Jeff Silver spoke Wednesday, April 20 in the Jacobs Center
APR 21, 2016 // ALEX GERAGE AND AMANDA MORRIS
When Jeff Silver entered the world of third-party logistics (3PL) in the 1980s, the industry suffered from a bad reputation.
“At the time, most people thought third-party logistics was less valuable than trucking companies,” he said. “I spent my career trying to prove them wrong.”
Throughout the ’80s and ’90s, Silver worked to transform the 3PL industry with his company American Backhaulers, the second largest North American freight brokerage at the time. But he finally hit his career-long goal when he co-founded Coyote Logistics, one of the fastest growing 3PL service providers of all time. Silver shared how Coyote won customers by meeting their expectations at the 35th annual William A. Patterson Transportation Lecture.
Hosted by the Northwestern University Transportation Center, the lecture followed an industry workshop focused on biologics transportation. Silver’s talk, “No Excuses: Technology and Culture Meet a New Era of Expectation,” took place Wednesday, April 20 in the Donald P. Jacobs Center in Evanston.
In 2006 Silver left a PhD program in Northwestern Engineering’s Department of Industrial Engineering and Management Sciences to start Coyote. He had left the 3PL industry six years earlier and found reentry intimidating. But he was pulled to build a company with a strong commitment to service. At the time, 3PL companies often committed to move loads for a shipper but only followed through 80 percent of the time.
We knew we had to do something different,” Silver said. “We had to get customers to stop seeing us as a broker and start seeing us as a real carrier. We decided to move every load that we were committed to.”
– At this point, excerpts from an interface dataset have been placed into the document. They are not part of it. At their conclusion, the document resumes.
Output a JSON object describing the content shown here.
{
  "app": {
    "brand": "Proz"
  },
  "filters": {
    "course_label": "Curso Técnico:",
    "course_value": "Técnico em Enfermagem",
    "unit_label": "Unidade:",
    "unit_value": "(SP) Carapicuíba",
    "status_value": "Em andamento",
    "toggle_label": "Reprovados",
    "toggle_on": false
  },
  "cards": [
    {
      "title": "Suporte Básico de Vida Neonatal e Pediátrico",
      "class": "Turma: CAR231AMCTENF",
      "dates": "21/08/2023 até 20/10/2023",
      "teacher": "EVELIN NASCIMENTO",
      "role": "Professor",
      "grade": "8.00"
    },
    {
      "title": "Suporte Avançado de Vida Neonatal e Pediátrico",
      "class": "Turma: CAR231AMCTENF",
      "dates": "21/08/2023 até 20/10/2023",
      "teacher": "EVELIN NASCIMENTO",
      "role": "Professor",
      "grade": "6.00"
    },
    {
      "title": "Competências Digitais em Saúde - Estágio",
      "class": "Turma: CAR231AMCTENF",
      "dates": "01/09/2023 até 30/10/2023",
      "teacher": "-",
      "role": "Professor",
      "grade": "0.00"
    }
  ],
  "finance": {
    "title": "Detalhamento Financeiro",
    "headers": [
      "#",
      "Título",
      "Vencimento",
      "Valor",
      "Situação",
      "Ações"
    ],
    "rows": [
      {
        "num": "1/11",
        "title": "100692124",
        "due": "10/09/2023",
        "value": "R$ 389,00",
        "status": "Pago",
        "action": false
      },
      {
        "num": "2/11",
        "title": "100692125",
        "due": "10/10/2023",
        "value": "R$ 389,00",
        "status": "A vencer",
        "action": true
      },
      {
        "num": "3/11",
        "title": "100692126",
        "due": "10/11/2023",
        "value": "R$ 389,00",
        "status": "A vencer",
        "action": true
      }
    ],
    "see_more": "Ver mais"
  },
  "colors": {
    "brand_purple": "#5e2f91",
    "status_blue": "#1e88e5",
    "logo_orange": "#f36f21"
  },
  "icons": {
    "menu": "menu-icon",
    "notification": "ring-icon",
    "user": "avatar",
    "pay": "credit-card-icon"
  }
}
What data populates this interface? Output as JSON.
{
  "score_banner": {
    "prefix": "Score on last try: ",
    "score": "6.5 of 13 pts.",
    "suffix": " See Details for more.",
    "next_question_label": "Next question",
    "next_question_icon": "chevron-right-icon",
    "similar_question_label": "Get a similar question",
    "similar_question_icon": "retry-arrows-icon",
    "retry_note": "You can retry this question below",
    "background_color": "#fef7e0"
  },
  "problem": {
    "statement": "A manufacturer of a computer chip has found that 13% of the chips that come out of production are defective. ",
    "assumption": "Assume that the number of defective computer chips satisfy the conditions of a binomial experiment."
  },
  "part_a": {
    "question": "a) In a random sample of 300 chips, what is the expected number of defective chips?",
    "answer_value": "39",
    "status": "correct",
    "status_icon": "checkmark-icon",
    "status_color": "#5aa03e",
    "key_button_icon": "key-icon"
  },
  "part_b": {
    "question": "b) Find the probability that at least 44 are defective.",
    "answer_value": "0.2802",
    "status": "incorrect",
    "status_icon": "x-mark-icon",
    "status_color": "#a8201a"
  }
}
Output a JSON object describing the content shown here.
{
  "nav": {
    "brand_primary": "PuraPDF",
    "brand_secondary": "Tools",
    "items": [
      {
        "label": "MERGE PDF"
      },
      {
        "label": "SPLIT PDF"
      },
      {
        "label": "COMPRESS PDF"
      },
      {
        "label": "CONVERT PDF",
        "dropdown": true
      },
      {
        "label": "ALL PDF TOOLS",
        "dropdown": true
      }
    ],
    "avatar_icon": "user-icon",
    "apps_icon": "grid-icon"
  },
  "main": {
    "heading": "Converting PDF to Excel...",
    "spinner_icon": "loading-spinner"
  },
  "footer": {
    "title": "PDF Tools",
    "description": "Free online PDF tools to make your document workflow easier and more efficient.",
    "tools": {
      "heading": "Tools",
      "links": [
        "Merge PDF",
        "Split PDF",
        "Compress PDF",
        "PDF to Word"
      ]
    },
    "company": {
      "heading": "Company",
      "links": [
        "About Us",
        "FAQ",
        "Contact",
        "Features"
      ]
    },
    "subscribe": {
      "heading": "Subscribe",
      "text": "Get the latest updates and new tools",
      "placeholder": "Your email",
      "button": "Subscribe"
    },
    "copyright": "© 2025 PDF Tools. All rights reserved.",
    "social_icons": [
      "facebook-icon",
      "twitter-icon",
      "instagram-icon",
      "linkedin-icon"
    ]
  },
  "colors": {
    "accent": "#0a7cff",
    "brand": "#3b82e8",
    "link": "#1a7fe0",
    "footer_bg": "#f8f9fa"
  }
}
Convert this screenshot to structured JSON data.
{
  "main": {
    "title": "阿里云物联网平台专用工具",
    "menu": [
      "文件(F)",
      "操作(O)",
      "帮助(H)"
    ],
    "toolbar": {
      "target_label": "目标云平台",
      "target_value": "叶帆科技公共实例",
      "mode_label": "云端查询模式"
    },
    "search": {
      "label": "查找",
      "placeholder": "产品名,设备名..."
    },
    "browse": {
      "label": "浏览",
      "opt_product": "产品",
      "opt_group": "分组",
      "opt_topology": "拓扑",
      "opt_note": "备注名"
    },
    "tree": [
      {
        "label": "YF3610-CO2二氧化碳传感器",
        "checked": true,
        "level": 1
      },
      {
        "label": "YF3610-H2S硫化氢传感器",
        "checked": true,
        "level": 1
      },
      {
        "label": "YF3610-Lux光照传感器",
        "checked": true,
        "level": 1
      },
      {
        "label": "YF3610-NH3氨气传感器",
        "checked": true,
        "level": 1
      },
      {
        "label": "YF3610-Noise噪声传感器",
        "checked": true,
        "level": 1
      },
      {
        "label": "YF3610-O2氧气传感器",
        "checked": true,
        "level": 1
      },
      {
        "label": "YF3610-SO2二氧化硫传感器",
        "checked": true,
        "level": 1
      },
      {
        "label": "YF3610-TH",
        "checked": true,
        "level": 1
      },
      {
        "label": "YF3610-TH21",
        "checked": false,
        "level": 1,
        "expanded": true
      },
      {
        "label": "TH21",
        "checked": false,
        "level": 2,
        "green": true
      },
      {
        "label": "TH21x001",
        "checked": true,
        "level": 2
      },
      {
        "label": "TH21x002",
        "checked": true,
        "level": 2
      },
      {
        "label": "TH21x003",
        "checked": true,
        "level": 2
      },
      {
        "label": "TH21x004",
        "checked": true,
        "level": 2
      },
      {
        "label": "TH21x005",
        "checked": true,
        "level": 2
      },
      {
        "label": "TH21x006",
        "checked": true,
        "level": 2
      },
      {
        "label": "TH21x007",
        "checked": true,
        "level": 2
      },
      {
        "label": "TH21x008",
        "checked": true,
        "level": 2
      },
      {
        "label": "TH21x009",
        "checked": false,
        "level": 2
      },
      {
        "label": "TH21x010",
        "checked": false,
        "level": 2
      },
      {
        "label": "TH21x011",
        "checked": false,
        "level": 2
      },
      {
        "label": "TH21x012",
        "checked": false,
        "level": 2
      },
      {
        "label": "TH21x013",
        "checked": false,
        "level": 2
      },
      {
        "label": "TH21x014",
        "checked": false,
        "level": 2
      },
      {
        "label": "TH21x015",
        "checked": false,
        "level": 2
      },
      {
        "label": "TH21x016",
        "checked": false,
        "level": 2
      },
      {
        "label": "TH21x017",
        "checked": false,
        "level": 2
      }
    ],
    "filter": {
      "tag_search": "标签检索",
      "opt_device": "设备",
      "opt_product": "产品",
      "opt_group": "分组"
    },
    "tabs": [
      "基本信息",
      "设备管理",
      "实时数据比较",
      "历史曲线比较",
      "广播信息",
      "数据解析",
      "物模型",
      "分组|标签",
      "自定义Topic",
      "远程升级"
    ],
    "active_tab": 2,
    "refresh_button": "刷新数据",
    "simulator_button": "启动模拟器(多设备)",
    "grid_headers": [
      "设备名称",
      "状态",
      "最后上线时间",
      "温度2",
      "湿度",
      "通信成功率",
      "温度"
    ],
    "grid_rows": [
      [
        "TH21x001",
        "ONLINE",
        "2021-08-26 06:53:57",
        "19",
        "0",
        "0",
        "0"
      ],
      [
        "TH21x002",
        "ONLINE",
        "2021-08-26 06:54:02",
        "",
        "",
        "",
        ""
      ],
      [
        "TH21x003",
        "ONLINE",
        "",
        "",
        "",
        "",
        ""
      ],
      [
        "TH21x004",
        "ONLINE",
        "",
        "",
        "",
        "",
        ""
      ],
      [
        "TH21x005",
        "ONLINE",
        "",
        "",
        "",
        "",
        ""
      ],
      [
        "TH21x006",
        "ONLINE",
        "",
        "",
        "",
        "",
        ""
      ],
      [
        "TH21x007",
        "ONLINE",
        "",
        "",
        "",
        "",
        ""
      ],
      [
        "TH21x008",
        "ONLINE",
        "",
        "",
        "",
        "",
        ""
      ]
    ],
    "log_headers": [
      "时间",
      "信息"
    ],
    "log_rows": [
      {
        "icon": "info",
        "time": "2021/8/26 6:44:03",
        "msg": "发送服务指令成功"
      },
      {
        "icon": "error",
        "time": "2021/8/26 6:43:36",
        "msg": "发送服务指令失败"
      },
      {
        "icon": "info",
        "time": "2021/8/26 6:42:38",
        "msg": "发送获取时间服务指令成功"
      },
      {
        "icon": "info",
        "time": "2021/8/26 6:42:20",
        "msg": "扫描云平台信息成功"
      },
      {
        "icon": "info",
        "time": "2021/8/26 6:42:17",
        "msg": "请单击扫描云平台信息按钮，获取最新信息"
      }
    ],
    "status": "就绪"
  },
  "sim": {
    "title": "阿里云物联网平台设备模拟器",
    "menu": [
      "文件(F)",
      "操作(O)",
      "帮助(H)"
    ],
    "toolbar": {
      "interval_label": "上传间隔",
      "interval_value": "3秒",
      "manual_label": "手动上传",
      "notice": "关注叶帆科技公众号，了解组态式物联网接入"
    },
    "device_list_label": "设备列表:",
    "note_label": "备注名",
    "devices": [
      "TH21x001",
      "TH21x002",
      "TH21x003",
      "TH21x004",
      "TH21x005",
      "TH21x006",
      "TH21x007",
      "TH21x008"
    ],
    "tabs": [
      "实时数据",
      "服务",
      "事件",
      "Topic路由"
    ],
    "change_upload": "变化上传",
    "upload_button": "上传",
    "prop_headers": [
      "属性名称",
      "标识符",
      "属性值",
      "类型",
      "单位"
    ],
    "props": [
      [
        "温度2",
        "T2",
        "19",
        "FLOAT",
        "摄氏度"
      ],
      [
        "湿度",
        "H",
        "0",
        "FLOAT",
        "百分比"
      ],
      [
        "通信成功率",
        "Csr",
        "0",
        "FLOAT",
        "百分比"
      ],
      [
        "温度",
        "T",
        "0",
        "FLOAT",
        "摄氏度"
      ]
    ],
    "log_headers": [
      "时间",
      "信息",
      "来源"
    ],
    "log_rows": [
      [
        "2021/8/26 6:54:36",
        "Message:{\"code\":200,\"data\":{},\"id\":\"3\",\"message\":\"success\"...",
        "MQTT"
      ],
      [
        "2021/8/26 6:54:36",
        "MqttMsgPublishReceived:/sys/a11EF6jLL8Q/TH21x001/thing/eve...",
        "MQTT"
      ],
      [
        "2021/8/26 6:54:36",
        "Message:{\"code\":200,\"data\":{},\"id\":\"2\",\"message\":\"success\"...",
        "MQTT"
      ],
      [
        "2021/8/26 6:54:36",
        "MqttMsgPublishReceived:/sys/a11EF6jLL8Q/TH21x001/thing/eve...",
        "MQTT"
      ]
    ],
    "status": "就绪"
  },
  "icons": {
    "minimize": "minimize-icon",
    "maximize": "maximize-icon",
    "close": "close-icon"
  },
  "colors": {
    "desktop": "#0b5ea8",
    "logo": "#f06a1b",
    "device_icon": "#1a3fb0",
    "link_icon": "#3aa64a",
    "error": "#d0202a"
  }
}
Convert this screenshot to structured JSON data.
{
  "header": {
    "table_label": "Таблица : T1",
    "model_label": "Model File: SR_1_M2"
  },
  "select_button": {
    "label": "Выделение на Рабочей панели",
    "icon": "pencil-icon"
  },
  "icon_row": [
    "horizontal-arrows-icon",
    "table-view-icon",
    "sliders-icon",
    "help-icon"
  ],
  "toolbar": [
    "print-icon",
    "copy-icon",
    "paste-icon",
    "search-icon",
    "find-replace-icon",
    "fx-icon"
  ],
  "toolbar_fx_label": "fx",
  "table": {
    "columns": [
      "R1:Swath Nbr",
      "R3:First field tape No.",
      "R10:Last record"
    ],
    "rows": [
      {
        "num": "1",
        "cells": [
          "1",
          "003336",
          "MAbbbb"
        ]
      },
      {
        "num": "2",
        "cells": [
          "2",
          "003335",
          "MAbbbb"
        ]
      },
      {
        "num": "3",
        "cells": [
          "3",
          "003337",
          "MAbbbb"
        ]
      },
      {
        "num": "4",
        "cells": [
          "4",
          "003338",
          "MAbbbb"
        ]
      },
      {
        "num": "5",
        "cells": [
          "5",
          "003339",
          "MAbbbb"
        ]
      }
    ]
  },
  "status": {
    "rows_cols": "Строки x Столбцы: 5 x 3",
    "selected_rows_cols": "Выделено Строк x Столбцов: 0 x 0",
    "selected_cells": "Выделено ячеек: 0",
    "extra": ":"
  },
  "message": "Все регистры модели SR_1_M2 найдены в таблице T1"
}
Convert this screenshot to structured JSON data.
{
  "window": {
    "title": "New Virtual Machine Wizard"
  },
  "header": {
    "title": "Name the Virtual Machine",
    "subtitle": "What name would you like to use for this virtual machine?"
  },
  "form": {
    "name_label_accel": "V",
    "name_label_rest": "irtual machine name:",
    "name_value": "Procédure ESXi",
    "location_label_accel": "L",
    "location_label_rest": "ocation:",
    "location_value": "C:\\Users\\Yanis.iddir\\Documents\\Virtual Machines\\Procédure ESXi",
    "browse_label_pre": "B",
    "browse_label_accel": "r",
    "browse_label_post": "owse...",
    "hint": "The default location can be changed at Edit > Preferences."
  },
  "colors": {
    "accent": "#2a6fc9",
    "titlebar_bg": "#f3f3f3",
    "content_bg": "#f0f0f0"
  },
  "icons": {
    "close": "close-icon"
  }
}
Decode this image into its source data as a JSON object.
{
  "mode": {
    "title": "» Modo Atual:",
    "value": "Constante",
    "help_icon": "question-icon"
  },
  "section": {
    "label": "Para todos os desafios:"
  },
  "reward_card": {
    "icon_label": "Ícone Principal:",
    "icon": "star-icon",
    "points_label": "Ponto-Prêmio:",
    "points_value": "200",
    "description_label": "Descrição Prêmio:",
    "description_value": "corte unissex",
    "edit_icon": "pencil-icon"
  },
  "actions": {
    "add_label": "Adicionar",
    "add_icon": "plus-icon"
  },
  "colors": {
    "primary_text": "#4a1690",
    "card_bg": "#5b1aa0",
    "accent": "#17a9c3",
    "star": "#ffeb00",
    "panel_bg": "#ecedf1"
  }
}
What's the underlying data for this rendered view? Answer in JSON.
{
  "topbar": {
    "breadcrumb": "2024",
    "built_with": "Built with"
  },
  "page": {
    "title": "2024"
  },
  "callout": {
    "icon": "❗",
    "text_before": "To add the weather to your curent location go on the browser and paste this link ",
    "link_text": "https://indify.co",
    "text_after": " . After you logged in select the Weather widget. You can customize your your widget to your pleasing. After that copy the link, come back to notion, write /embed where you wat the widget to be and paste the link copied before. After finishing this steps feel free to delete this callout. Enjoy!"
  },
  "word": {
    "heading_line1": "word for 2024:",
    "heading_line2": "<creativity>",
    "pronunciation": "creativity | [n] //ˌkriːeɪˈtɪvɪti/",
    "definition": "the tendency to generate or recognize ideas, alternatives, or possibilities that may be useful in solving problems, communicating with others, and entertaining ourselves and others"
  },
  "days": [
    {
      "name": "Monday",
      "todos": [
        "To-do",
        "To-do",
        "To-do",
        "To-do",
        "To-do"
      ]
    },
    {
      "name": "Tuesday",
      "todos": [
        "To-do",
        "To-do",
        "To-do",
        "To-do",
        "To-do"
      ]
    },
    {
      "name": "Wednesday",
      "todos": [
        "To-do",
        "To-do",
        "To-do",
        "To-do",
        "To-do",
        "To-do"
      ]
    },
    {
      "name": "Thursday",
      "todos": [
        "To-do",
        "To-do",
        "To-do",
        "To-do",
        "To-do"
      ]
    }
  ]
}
Coyote has since grown into a $2 billion company, which moves 6,000 loads per day. It has also received “Carrier of the Year” awards from multiple clients, including Coca-Cola. “Our customers are committed to us because we are committed to them,” Silver said.
Silver said Coyote’s commitment extends to its employees and discussed the importance of building a positive work environment. After being acquired by UPS last year, Coyote still maintains its office culture, where everyone’s ideas are heard and valued.
“Our growth was fueled by good ideas,” Silver said, “and the people we hired.”